One of the primary reasons that students of all kinds drop out of STEM majors is because they have difficulty with the requisite mathematics. To address this particular source of STEM attrition, our Q Project, supported by HHMI, sponsors two courses, Quan 10 and Quan 11, for students who intend to major in science but may need additional quantitative support. Quan 10 is an opt-in course for identified students involving faculty from the various science departments, using examples from their respective disciplines to provide context for the math. Having the same faculty who teach introductory science courses contribute to Quan 10, using practical examples from science disciplines, has helped to change student perception of the course from a remedial intervention to a real advantage for students interested in science. Quan 11 is another opt-in course involving faculty that is specifically geared toward preparing first-year STEM students for calculus.

In conjunction with HHMI-supported activities, Bryn Mawr has additionally addressed quantitative and computational deficiencies among our students through the Blended Learning in the Liberal Arts Initiative. Early HHMI grants allowed Bryn Mawr to pioneer the adoption of the Internet as a teaching resource and the inclusion of computer applications into science and mathematics courses, at a time when the "World Wide Web" was still in the early stages of development. The current initiative took root in 2011, when Bryn Mawr embarked on an exploration of how a combination of online and in-class instruction could be used to improve student learning outcomes, while supporting the missions and cultures of small liberal arts colleges. Funded through EDUCAUSE's Next Generation Learning Challenges (NGLC) Program, the initial project focused on improving performance in historically difficult, entry-level science and math courses by incorporating use of online open-source courseware modules (Open Educational Resources) into traditional classroom-based versions of these courses. Results for the experimental blended biology, chemistry and geology gateway courses were particularly strong: our goal was to raise the completion with merit rate for these three courses from 83% to 90%, and we surpassed that benchmark with an average of 93.5% overall and 95.1% for low-income students in these courses. As part of the NGLC project, Bryn Mawr shared its findings and grant-funded resources—including technical support—with thirty-nine other liberal-arts colleges who were partners on the grant. Blended learning at Bryn Mawr has since grown to include two major initiatives.

The TIDES: Teaching to Increase Diversity and Equity in STEM initiative, launched by American Association of Colleges and Universities (AAC&U) through a grant from the Leona M. and Harry B. Helmsley Charitable Trust, is funding a Bryn Mawr project to develop a sequence of computational modules to foster physics majors' computational skills and deploy them as self-paced resources distributed across the curriculum.
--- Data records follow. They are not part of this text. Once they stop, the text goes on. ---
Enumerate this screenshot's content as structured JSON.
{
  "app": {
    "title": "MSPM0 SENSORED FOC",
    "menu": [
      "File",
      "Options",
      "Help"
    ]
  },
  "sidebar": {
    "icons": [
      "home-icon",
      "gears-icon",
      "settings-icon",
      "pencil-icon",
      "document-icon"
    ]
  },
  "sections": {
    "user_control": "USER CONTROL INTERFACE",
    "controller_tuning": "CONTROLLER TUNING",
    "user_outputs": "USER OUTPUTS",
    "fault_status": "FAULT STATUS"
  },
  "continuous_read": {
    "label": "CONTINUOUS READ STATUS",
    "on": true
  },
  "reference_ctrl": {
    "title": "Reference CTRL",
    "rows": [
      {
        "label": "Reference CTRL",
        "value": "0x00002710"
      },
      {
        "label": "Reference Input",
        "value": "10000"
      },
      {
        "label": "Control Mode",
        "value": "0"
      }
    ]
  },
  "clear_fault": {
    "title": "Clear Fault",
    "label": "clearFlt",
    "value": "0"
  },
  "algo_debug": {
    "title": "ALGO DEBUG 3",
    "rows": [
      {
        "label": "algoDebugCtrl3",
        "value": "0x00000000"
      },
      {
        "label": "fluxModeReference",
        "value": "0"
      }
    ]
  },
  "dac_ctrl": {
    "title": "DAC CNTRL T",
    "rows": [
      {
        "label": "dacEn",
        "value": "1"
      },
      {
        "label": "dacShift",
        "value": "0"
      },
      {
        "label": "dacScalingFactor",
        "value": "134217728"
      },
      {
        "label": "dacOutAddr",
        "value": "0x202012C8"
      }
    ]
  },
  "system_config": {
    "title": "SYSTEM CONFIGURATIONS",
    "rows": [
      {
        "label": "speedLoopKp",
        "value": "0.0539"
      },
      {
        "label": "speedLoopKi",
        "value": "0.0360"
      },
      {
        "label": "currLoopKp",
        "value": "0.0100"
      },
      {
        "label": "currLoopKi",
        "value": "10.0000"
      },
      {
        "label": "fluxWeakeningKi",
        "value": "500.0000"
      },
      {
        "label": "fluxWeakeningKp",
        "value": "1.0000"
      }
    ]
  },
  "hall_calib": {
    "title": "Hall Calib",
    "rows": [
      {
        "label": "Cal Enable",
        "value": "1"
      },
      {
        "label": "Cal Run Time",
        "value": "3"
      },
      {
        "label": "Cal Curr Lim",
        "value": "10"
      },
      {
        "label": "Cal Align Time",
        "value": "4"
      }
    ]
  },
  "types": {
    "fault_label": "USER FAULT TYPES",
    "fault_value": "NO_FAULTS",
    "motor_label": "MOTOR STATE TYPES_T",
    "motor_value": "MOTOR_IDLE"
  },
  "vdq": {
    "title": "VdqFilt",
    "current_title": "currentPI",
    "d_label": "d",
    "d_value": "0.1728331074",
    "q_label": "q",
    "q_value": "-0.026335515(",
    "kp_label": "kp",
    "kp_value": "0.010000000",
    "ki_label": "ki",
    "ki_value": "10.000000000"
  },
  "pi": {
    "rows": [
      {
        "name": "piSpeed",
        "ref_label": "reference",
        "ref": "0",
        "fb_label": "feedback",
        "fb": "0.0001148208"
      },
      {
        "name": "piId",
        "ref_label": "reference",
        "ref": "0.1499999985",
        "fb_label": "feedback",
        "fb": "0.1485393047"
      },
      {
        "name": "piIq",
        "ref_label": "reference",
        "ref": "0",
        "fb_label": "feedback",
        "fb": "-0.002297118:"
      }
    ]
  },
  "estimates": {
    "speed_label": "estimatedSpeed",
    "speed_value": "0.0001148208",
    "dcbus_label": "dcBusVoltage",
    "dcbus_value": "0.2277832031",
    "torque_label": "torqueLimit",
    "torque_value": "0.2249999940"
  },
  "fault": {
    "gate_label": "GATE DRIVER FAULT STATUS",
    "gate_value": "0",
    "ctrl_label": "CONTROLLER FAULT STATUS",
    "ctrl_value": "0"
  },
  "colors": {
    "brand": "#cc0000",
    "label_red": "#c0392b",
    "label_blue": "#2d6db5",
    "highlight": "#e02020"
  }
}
Bryn Mawr College is also the lead institution in a partnership with twelve liberal arts institutions on a $1.65M project funded by the First in the World (FITW) initiative of the Fund for Improving Post-Secondary Education (FIPSE) at the U.S. Department of Education. Entitled Just-In-Time, Blended Mathematics Fundamentals to Improve STEM Completion, the overall goal of the project is to increase the number of underrepresented, first-generation and low-income students earning STEM degrees by developing a blended, "just-in-time" approach to math fundamentals coaching that provides students with the support they need while taking introductory science courses. Since science curricula generally follow prescribed course sequences, the traditional remedy of requiring "remedial" math courses to address deficits in math preparation risks increasing a science major's time to degree by delaying the entry point for starting the introductory sequence.